### WORK TO COMPLETE
Locate every line in the records below that contains the word "耗材设备列表", and copy each one.

- Opening Delimiter -

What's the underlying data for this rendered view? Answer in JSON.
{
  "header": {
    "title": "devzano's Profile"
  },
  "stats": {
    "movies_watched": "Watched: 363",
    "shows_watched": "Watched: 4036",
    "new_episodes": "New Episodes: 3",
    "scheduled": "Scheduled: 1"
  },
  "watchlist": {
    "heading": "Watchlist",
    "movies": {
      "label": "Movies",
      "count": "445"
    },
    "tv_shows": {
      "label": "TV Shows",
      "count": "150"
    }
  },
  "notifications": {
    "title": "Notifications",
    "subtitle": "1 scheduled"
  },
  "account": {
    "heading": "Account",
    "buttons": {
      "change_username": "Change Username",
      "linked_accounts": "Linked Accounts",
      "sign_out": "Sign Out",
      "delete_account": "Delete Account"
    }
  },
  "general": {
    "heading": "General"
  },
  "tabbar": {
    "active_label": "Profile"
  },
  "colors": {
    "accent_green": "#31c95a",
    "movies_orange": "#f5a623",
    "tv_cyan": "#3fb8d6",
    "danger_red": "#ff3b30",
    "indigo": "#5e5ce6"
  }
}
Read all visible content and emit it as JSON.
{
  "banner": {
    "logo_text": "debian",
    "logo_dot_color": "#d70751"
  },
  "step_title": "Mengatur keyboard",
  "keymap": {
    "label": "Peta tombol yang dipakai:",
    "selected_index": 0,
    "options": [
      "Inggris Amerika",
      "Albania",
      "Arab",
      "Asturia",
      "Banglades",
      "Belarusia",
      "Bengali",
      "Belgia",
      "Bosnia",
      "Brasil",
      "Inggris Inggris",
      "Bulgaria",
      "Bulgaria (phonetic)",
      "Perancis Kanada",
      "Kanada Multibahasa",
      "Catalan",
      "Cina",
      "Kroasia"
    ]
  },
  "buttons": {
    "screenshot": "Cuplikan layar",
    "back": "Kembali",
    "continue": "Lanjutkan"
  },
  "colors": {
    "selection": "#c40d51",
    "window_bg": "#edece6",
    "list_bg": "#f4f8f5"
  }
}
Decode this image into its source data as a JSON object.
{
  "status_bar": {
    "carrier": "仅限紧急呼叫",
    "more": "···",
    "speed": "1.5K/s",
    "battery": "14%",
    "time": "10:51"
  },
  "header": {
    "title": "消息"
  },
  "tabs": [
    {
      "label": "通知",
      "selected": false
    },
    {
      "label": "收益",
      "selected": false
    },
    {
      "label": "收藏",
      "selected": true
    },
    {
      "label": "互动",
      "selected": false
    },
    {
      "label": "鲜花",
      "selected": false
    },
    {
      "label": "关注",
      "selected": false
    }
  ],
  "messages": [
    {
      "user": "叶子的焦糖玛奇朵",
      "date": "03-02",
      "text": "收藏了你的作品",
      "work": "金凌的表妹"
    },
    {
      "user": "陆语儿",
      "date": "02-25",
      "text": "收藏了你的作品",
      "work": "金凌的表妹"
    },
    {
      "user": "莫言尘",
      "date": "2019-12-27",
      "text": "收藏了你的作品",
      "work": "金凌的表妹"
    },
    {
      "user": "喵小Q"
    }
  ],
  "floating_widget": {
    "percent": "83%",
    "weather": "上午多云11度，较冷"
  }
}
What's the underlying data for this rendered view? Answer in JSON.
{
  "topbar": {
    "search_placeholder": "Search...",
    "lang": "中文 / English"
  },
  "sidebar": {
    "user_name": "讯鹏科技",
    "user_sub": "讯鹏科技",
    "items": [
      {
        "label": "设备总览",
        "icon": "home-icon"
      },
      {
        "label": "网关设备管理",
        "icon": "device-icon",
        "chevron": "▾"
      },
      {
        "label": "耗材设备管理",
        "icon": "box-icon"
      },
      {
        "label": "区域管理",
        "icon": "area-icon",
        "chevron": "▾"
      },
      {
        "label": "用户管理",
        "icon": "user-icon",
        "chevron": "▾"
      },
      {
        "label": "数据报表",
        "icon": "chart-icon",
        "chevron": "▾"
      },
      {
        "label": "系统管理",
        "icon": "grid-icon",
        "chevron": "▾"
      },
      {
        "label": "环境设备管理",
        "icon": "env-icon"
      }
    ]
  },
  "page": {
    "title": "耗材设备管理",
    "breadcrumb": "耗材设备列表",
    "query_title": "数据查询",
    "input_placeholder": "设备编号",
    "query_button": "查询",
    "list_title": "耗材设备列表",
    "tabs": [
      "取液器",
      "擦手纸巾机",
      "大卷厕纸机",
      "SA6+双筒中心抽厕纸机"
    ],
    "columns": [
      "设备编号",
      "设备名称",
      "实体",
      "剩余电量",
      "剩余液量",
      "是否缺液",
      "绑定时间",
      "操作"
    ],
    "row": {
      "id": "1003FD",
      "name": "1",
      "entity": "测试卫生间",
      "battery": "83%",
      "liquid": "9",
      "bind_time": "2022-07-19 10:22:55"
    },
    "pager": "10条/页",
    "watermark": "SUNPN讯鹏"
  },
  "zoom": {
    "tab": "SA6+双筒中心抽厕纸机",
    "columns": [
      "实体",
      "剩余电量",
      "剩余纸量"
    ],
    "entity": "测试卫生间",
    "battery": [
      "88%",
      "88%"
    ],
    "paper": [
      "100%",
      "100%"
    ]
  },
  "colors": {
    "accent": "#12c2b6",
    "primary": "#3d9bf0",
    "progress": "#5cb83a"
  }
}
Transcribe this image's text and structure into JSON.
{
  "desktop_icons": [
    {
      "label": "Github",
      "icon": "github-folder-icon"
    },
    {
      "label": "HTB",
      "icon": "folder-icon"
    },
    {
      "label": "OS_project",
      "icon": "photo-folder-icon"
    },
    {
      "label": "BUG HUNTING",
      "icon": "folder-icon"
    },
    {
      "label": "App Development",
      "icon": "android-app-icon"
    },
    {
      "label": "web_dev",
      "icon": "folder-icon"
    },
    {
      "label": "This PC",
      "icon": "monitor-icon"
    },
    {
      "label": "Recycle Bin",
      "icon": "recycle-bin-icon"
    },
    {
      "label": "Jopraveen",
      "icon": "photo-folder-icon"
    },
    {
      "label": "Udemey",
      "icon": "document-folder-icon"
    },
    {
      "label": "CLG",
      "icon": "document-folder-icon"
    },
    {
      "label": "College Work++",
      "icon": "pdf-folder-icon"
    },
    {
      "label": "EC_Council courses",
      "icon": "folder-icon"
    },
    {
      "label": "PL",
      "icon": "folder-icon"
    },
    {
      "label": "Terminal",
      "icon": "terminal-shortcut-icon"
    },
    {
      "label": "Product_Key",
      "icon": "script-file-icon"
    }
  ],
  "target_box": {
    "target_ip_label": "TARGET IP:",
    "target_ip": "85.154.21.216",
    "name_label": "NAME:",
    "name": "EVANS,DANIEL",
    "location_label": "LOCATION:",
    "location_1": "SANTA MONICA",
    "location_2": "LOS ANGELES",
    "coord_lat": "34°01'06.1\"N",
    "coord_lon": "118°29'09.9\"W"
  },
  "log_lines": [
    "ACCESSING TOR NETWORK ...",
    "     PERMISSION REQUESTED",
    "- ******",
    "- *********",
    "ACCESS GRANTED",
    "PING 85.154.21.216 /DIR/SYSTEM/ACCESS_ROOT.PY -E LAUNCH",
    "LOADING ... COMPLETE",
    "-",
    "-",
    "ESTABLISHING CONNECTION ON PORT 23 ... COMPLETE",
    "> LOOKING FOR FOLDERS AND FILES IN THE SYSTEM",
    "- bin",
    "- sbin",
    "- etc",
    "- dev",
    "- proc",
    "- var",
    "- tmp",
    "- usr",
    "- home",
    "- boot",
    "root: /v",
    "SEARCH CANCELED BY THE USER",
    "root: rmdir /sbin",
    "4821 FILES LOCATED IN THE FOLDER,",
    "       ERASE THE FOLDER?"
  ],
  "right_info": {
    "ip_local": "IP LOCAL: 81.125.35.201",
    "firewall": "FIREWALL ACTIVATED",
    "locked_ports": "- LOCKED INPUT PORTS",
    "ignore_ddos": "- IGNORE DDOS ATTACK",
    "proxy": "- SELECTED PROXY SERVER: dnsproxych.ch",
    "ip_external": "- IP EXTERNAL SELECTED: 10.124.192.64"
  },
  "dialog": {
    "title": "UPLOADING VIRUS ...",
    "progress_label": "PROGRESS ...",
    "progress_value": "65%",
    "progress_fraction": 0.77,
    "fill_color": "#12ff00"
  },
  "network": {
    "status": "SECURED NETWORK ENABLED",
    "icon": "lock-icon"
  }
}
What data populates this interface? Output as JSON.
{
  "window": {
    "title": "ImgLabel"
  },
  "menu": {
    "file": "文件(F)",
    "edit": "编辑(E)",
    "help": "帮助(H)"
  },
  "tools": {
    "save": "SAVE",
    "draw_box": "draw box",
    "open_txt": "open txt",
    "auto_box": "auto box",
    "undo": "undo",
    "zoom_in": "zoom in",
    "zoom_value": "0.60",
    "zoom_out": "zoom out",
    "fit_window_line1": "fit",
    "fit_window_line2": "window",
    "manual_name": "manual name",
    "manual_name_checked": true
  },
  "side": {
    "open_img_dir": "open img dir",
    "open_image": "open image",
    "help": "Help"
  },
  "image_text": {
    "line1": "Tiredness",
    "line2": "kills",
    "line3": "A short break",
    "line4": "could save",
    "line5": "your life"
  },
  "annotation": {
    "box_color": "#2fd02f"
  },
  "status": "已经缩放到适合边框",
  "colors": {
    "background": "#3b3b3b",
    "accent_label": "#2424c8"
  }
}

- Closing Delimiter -

### EXERCISE SOLUTION
    "breadcrumb": "耗材设备列表",
    "list_title": "耗材设备列表",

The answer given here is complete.